September 12, 2018
Iraqi security officers are threatening, and in some cases arresting, lawyers seen to be providing legal assistance to Islamic State (ISIS) suspects and families perceived to be related to ISIS members, effectively denying them legal services, Human Rights Watch said today.
Lawyers said that, fearing for their lives, they have stopped representing ISIS suspects or people perceived to be related to them. As a result, ISIS suspects are relying on state-appointed defense lawyers, who rarely provide an adequate defense, and families with perceived ties to ISIS suspects are generally left without access to legal services.
“The Iraqi government is attacking lawyers for doing their job and is effectively preventing people who need legal services from getting them,” said Lama Fakih, deputy Middle East director at Human Rights Watch. “In addition to being illegal, these attacks have a corrosive effect on the rule of law by sending a message that only some Iraqis have the right to legal representation.”
In July and August 2018, Human Rights Watch interviewed 17 lawyers working in and around Mosul for international and local organizations that provide legal services to those affected by Iraq’s recent armed conflict.

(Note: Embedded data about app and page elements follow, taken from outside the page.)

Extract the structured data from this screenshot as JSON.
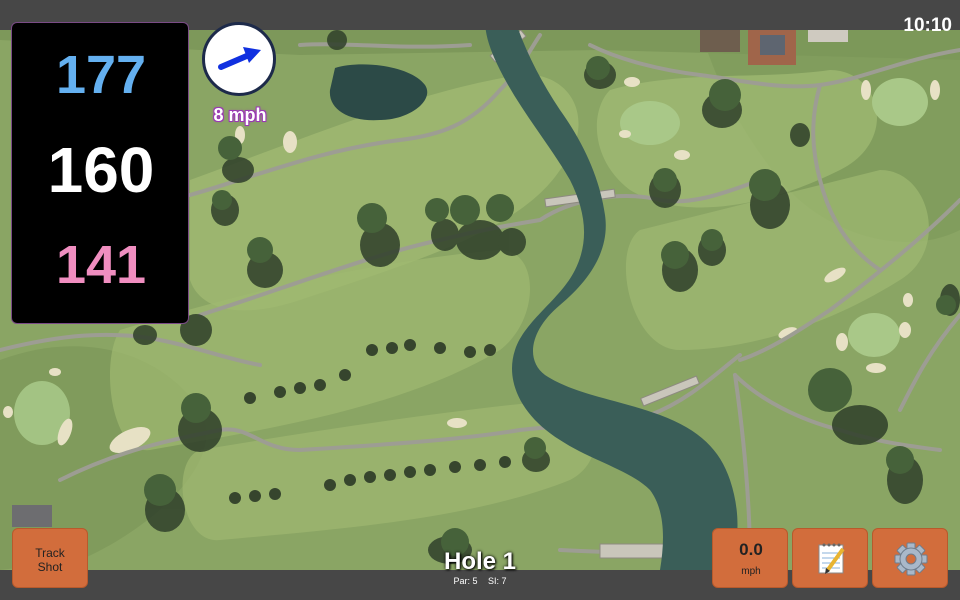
{
  "status": {
    "time": "10:10"
  },
  "distances": {
    "back": "177",
    "center": "160",
    "front": "141"
  },
  "wind": {
    "speed_label": "8 mph",
    "direction_icon": "arrow-up-right-icon"
  },
  "hole": {
    "title": "Hole 1",
    "par_label": "Par: 5",
    "si_label": "SI: 7"
  },
  "buttons": {
    "track_shot_line1": "Track",
    "track_shot_line2": "Shot",
    "speed_value": "0.0",
    "speed_unit": "mph",
    "notes_icon": "notepad-icon",
    "settings_icon": "gear-icon"
  },
  "map": {
    "type": "satellite-golf-course"
  },
  "colors": {
    "back_distance": "#64b0f0",
    "center_distance": "#ffffff",
    "front_distance": "#f08ec0",
    "button_orange": "#d26d3c",
    "wind_outline": "#9a37b4"
  }
}
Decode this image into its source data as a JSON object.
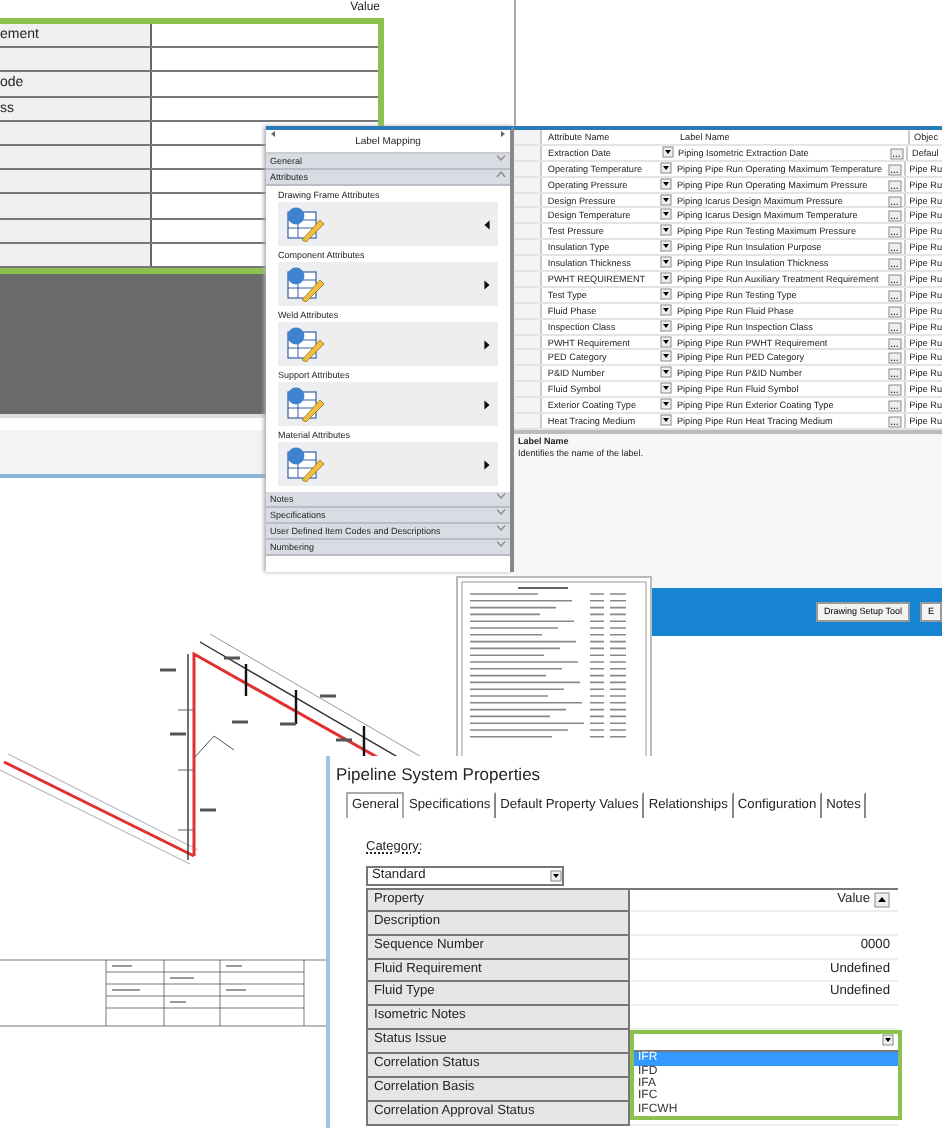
{
  "property_grid": {
    "header": "Value",
    "rows": [
      {
        "label": "ement"
      },
      {},
      {
        "label": "ode"
      },
      {
        "label": "ss"
      },
      {},
      {},
      {},
      {},
      {},
      {}
    ]
  },
  "label_mapping": {
    "title": "Label Mapping",
    "sections": [
      {
        "label": "General",
        "expanded": false
      },
      {
        "label": "Attributes",
        "expanded": true,
        "items": [
          {
            "label": "Drawing Frame Attributes",
            "selected": true
          },
          {
            "label": "Component Attributes",
            "selected": false
          },
          {
            "label": "Weld Attributes",
            "selected": false
          },
          {
            "label": "Support Attributes",
            "selected": false
          },
          {
            "label": "Material Attributes",
            "selected": false
          }
        ]
      },
      {
        "label": "Notes",
        "expanded": false
      },
      {
        "label": "Specifications",
        "expanded": false
      },
      {
        "label": "User Defined Item Codes and Descriptions",
        "expanded": false
      },
      {
        "label": "Numbering",
        "expanded": false
      }
    ]
  },
  "attribute_table": {
    "columns": [
      "Attribute Name",
      "Label Name",
      "Objec"
    ],
    "rows": [
      [
        "Extraction Date",
        "Piping Isometric Extraction Date",
        "Defaul"
      ],
      [
        "Operating Temperature",
        "Piping Pipe Run Operating Maximum Temperature",
        "Pipe Ru"
      ],
      [
        "Operating Pressure",
        "Piping Pipe Run Operating Maximum Pressure",
        "Pipe Ru"
      ],
      [
        "Design Pressure",
        "Piping Icarus Design Maximum Pressure",
        "Pipe Ru"
      ],
      [
        "Design Temperature",
        "Piping Icarus Design Maximum Temperature",
        "Pipe Ru"
      ],
      [
        "Test Pressure",
        "Piping Pipe Run Testing Maximum Pressure",
        "Pipe Ru"
      ],
      [
        "Insulation Type",
        "Piping Pipe Run Insulation Purpose",
        "Pipe Ru"
      ],
      [
        "Insulation Thickness",
        "Piping Pipe Run Insulation Thickness",
        "Pipe Ru"
      ],
      [
        "PWHT REQUIREMENT",
        "Piping Pipe Run Auxiliary Treatment Requirement",
        "Pipe Ru"
      ],
      [
        "Test Type",
        "Piping Pipe Run Testing Type",
        "Pipe Ru"
      ],
      [
        "Fluid Phase",
        "Piping Pipe Run Fluid Phase",
        "Pipe Ru"
      ],
      [
        "Inspection Class",
        "Piping Pipe Run Inspection Class",
        "Pipe Ru"
      ],
      [
        "PWHT Requirement",
        "Piping Pipe Run PWHT Requirement",
        "Pipe Ru"
      ],
      [
        "PED Category",
        "Piping Pipe Run PED Category",
        "Pipe Ru"
      ],
      [
        "P&ID Number",
        "Piping Pipe Run P&ID Number",
        "Pipe Ru"
      ],
      [
        "Fluid Symbol",
        "Piping Pipe Run Fluid Symbol",
        "Pipe Ru"
      ],
      [
        "Exterior Coating Type",
        "Piping Pipe Run Exterior Coating Type",
        "Pipe Ru"
      ],
      [
        "Heat Tracing Medium",
        "Piping Pipe Run Heat Tracing Medium",
        "Pipe Ru"
      ]
    ],
    "description": {
      "title": "Label Name",
      "text": "Identifies the name of the label."
    }
  },
  "toolbar": {
    "buttons": [
      "Drawing Setup Tool",
      "E"
    ]
  },
  "pipeline_dialog": {
    "title": "Pipeline System Properties",
    "tabs": [
      {
        "label": "General",
        "selected": true
      },
      {
        "label": "Specifications",
        "selected": false
      },
      {
        "label": "Default Property Values",
        "selected": false
      },
      {
        "label": "Relationships",
        "selected": false
      },
      {
        "label": "Configuration",
        "selected": false
      },
      {
        "label": "Notes",
        "selected": false
      }
    ],
    "category": {
      "label": "Category:",
      "value": "Standard"
    },
    "columns": [
      "Property",
      "Value"
    ],
    "rows": [
      {
        "kind": "text",
        "property": "Description"
      },
      {
        "kind": "text",
        "property": "Sequence Number",
        "value": "0000"
      },
      {
        "kind": "text",
        "property": "Fluid Requirement",
        "value": "Undefined"
      },
      {
        "kind": "text",
        "property": "Fluid Type",
        "value": "Undefined"
      },
      {
        "kind": "text",
        "property": "Isometric Notes"
      },
      {
        "kind": "dropdown",
        "property": "Status Issue",
        "options": [
          {
            "label": "IFR",
            "selected": true
          },
          {
            "label": "IFD",
            "selected": false
          },
          {
            "label": "IFA",
            "selected": false
          },
          {
            "label": "IFC",
            "selected": false
          },
          {
            "label": "IFCWH",
            "selected": false
          }
        ]
      },
      {
        "kind": "text",
        "property": "Correlation Status"
      },
      {
        "kind": "text",
        "property": "Correlation Basis"
      },
      {
        "kind": "text",
        "property": "Correlation Approval Status"
      }
    ]
  }
}
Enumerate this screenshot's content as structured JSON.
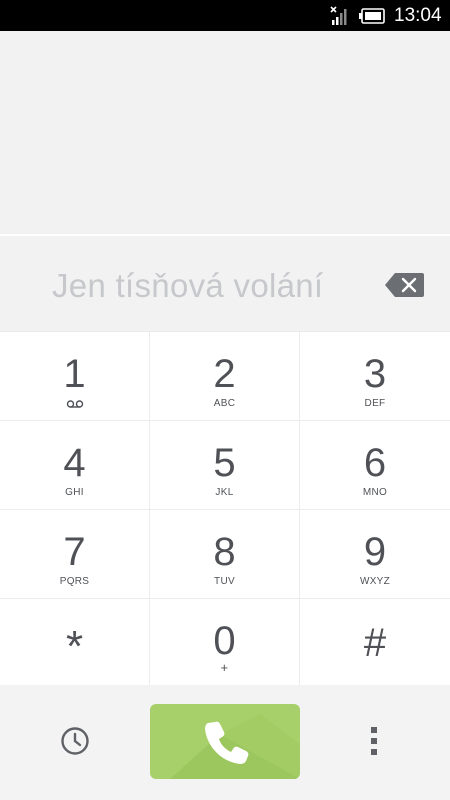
{
  "status_bar": {
    "time": "13:04",
    "signal_icon": "no-signal-icon",
    "battery_icon": "battery-icon"
  },
  "display": {
    "hint": "Jen tísňová volání",
    "backspace_icon": "backspace-icon"
  },
  "keypad": {
    "keys": [
      {
        "digit": "1",
        "letters": "",
        "icon": "voicemail-icon"
      },
      {
        "digit": "2",
        "letters": "ABC"
      },
      {
        "digit": "3",
        "letters": "DEF"
      },
      {
        "digit": "4",
        "letters": "GHI"
      },
      {
        "digit": "5",
        "letters": "JKL"
      },
      {
        "digit": "6",
        "letters": "MNO"
      },
      {
        "digit": "7",
        "letters": "PQRS"
      },
      {
        "digit": "8",
        "letters": "TUV"
      },
      {
        "digit": "9",
        "letters": "WXYZ"
      },
      {
        "digit": "*",
        "letters": ""
      },
      {
        "digit": "0",
        "letters": "+"
      },
      {
        "digit": "#",
        "letters": ""
      }
    ]
  },
  "bottom_bar": {
    "history_icon": "clock-icon",
    "call_icon": "phone-icon",
    "more_icon": "overflow-menu-icon",
    "call_button_color": "#a8d06a"
  },
  "colors": {
    "background": "#f2f2f3",
    "key_background": "#ffffff",
    "digit_text": "#4f5156",
    "hint_text": "#c7c8cb",
    "status_bar": "#000000"
  }
}
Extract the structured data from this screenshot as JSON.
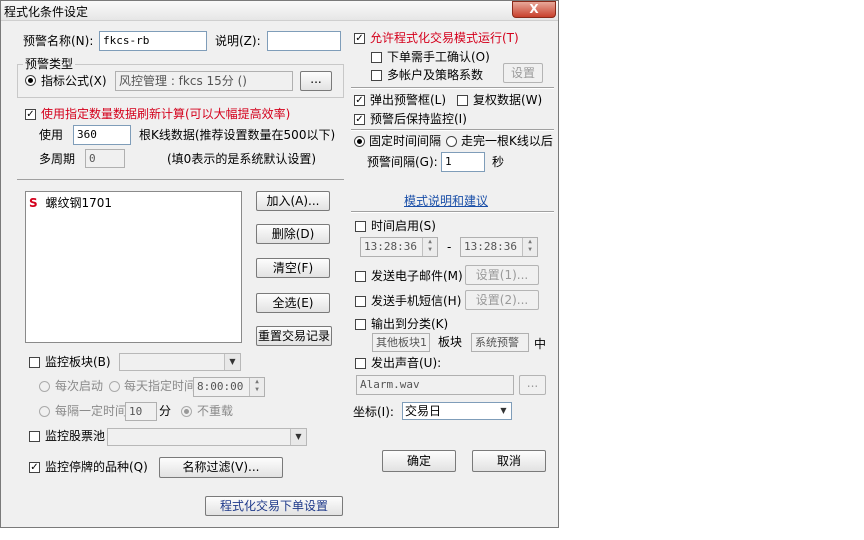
{
  "window": {
    "title": "程式化条件设定",
    "close_label": "X"
  },
  "alert_name": {
    "label": "预警名称(N):",
    "value": "fkcs-rb"
  },
  "description": {
    "label": "说明(Z):",
    "value": ""
  },
  "alert_type": {
    "group_label": "预警类型",
    "indicator_formula_label": "指标公式(X)",
    "formula_value": "风控管理 : fkcs 15分 ()",
    "browse_label": "..."
  },
  "use_count": {
    "label": "使用指定数量数据刷新计算(可以大幅提高效率)",
    "use_label": "使用",
    "value": "360",
    "suffix": "根K线数据(推荐设置数量在500以下)",
    "multi_period_label": "多周期",
    "multi_period_value": "0",
    "hint": "(填0表示的是系统默认设置)"
  },
  "list": {
    "items": [
      {
        "badge": "S",
        "name": "螺纹钢1701"
      }
    ]
  },
  "buttons": {
    "add": "加入(A)...",
    "delete": "删除(D)",
    "clear": "清空(F)",
    "select_all": "全选(E)",
    "reset_trades": "重置交易记录",
    "name_filter": "名称过滤(V)...",
    "program_order": "程式化交易下单设置",
    "ok": "确定",
    "cancel": "取消"
  },
  "monitor_sector": {
    "label": "监控板块(B)",
    "each_start": "每次启动",
    "daily_time": "每天指定时间",
    "daily_time_value": "8:00:00",
    "interval_label": "每隔一定时间",
    "interval_value": "10",
    "interval_unit": "分",
    "no_reload": "不重载"
  },
  "monitor_pool": {
    "label": "监控股票池"
  },
  "monitor_suspended": {
    "label": "监控停牌的品种(Q)"
  },
  "right": {
    "allow_mode": "允许程式化交易模式运行(T)",
    "manual_confirm": "下单需手工确认(O)",
    "multi_account": "多帐户及策略系数",
    "settings_label": "设置",
    "popup_alert": "弹出预警框(L)",
    "rights_data": "复权数据(W)",
    "keep_monitoring": "预警后保持监控(I)",
    "fixed_interval": "固定时间间隔",
    "after_kline": "走完一根K线以后",
    "alert_interval_label": "预警间隔(G):",
    "alert_interval_value": "1",
    "alert_interval_unit": "秒",
    "mode_help": "模式说明和建议",
    "time_enable": "时间启用(S)",
    "time_start": "13:28:36",
    "time_dash": "-",
    "time_end": "13:28:36",
    "send_email": "发送电子邮件(M)",
    "email_settings": "设置(1)...",
    "send_sms": "发送手机短信(H)",
    "sms_settings": "设置(2)...",
    "output_category": "输出到分类(K)",
    "category_value": "其他板块1",
    "sector_label": "板块",
    "sector_value": "系统预警",
    "middle_label": "中",
    "play_sound": "发出声音(U):",
    "sound_file": "Alarm.wav",
    "sound_browse": "...",
    "coord_label": "坐标(I):",
    "coord_value": "交易日"
  }
}
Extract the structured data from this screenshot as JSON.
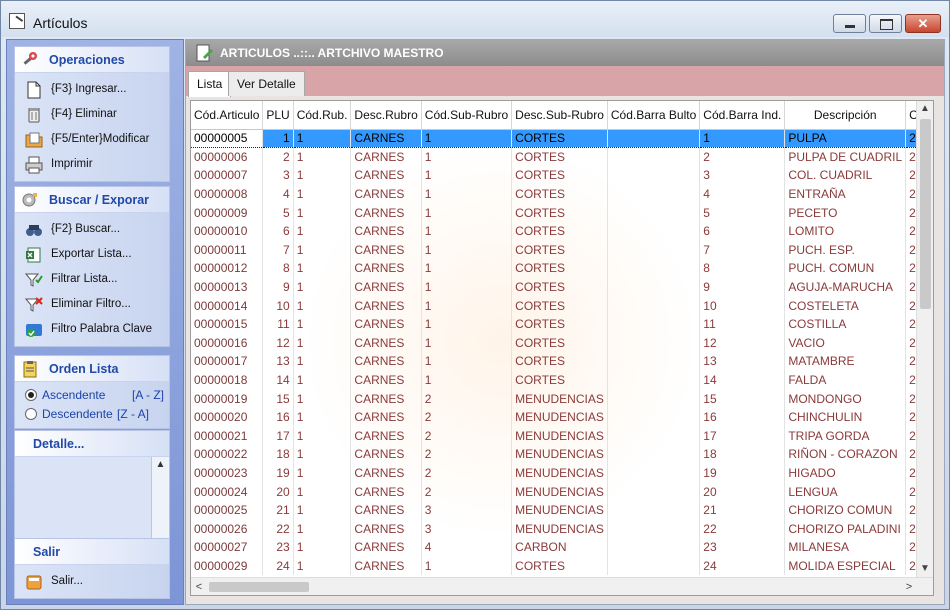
{
  "window": {
    "title": "Artículos",
    "close_glyph": "✕"
  },
  "sidebar": {
    "operaciones": {
      "title": "Operaciones",
      "items": [
        {
          "label": "{F3} Ingresar...",
          "icon": "new-document-icon"
        },
        {
          "label": "{F4} Eliminar",
          "icon": "trash-icon"
        },
        {
          "label": "{F5/Enter}Modificar",
          "icon": "folder-edit-icon"
        },
        {
          "label": "Imprimir",
          "icon": "printer-icon"
        }
      ]
    },
    "buscar": {
      "title": "Buscar / Exporar",
      "items": [
        {
          "label": "{F2} Buscar...",
          "icon": "binoculars-icon"
        },
        {
          "label": "Exportar Lista...",
          "icon": "excel-icon"
        },
        {
          "label": "Filtrar Lista...",
          "icon": "filter-icon"
        },
        {
          "label": "Eliminar Filtro...",
          "icon": "filter-remove-icon"
        },
        {
          "label": "Filtro Palabra Clave",
          "icon": "keyword-filter-icon"
        }
      ]
    },
    "orden": {
      "title": "Orden Lista",
      "options": [
        {
          "label": "Ascendente",
          "key": "[A - Z]",
          "selected": true
        },
        {
          "label": "Descendente",
          "key": "[Z - A]",
          "selected": false
        }
      ]
    },
    "detalle": {
      "title": "Detalle..."
    },
    "salir": {
      "title": "Salir",
      "item": "Salir..."
    }
  },
  "main": {
    "header_title": "ARTICULOS ..::.. ARTCHIVO MAESTRO",
    "tabs": [
      {
        "label": "Lista",
        "active": true
      },
      {
        "label": "Ver Detalle",
        "active": false
      }
    ]
  },
  "grid": {
    "columns": [
      "Cód.Articulo",
      "PLU",
      "Cód.Rub.",
      "Desc.Rubro",
      "Cód.Sub-Rubro",
      "Desc.Sub-Rubro",
      "Cód.Barra Bulto",
      "Cód.Barra Ind.",
      "Descripción",
      "Cód.Mar"
    ],
    "rows": [
      [
        "00000005",
        "1",
        "1",
        "CARNES",
        "1",
        "CORTES",
        "",
        "1",
        "PULPA",
        "2"
      ],
      [
        "00000006",
        "2",
        "1",
        "CARNES",
        "1",
        "CORTES",
        "",
        "2",
        "PULPA DE CUADRIL",
        "2"
      ],
      [
        "00000007",
        "3",
        "1",
        "CARNES",
        "1",
        "CORTES",
        "",
        "3",
        "COL. CUADRIL",
        "2"
      ],
      [
        "00000008",
        "4",
        "1",
        "CARNES",
        "1",
        "CORTES",
        "",
        "4",
        "ENTRAÑA",
        "2"
      ],
      [
        "00000009",
        "5",
        "1",
        "CARNES",
        "1",
        "CORTES",
        "",
        "5",
        "PECETO",
        "2"
      ],
      [
        "00000010",
        "6",
        "1",
        "CARNES",
        "1",
        "CORTES",
        "",
        "6",
        "LOMITO",
        "2"
      ],
      [
        "00000011",
        "7",
        "1",
        "CARNES",
        "1",
        "CORTES",
        "",
        "7",
        "PUCH. ESP.",
        "2"
      ],
      [
        "00000012",
        "8",
        "1",
        "CARNES",
        "1",
        "CORTES",
        "",
        "8",
        "PUCH. COMUN",
        "2"
      ],
      [
        "00000013",
        "9",
        "1",
        "CARNES",
        "1",
        "CORTES",
        "",
        "9",
        "AGUJA-MARUCHA",
        "2"
      ],
      [
        "00000014",
        "10",
        "1",
        "CARNES",
        "1",
        "CORTES",
        "",
        "10",
        "COSTELETA",
        "2"
      ],
      [
        "00000015",
        "11",
        "1",
        "CARNES",
        "1",
        "CORTES",
        "",
        "11",
        "COSTILLA",
        "2"
      ],
      [
        "00000016",
        "12",
        "1",
        "CARNES",
        "1",
        "CORTES",
        "",
        "12",
        "VACIO",
        "2"
      ],
      [
        "00000017",
        "13",
        "1",
        "CARNES",
        "1",
        "CORTES",
        "",
        "13",
        "MATAMBRE",
        "2"
      ],
      [
        "00000018",
        "14",
        "1",
        "CARNES",
        "1",
        "CORTES",
        "",
        "14",
        "FALDA",
        "2"
      ],
      [
        "00000019",
        "15",
        "1",
        "CARNES",
        "2",
        "MENUDENCIAS",
        "",
        "15",
        "MONDONGO",
        "2"
      ],
      [
        "00000020",
        "16",
        "1",
        "CARNES",
        "2",
        "MENUDENCIAS",
        "",
        "16",
        "CHINCHULIN",
        "2"
      ],
      [
        "00000021",
        "17",
        "1",
        "CARNES",
        "2",
        "MENUDENCIAS",
        "",
        "17",
        "TRIPA GORDA",
        "2"
      ],
      [
        "00000022",
        "18",
        "1",
        "CARNES",
        "2",
        "MENUDENCIAS",
        "",
        "18",
        "RIÑON - CORAZON",
        "2"
      ],
      [
        "00000023",
        "19",
        "1",
        "CARNES",
        "2",
        "MENUDENCIAS",
        "",
        "19",
        "HIGADO",
        "2"
      ],
      [
        "00000024",
        "20",
        "1",
        "CARNES",
        "2",
        "MENUDENCIAS",
        "",
        "20",
        "LENGUA",
        "2"
      ],
      [
        "00000025",
        "21",
        "1",
        "CARNES",
        "3",
        "MENUDENCIAS",
        "",
        "21",
        "CHORIZO COMUN",
        "2"
      ],
      [
        "00000026",
        "22",
        "1",
        "CARNES",
        "3",
        "MENUDENCIAS",
        "",
        "22",
        "CHORIZO PALADINI",
        "2"
      ],
      [
        "00000027",
        "23",
        "1",
        "CARNES",
        "4",
        "CARBON",
        "",
        "23",
        "MILANESA",
        "2"
      ],
      [
        "00000029",
        "24",
        "1",
        "CARNES",
        "1",
        "CORTES",
        "",
        "24",
        "MOLIDA ESPECIAL",
        "2"
      ]
    ],
    "selected_row": 0,
    "scroll_arrows": {
      "up": "▲",
      "down": "▼",
      "left": "<",
      "right": ">"
    }
  }
}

The services include defending people against terrorism charges and assisting families who lived under ISIS control to get the civil documentation they need to live in government-controlled areas, an well as for welfare benefits (known as Public Distribution System or PDS cards) that they lost during their time under ISIS.
The lawyers all said they had witnessed or experienced threats and other verbal harassment by National Security Service or Ministry of Interior Intelligence and Counter Terrorism officers for providing legal representation to those viewed by security forces as “ISIS” or “ISIS families.” One said an Interior Ministry intelligence officer detained him for his legal activities for two hours, while another said that intelligence officers detained two other legal aid workers for two months, finally releasing them without charge.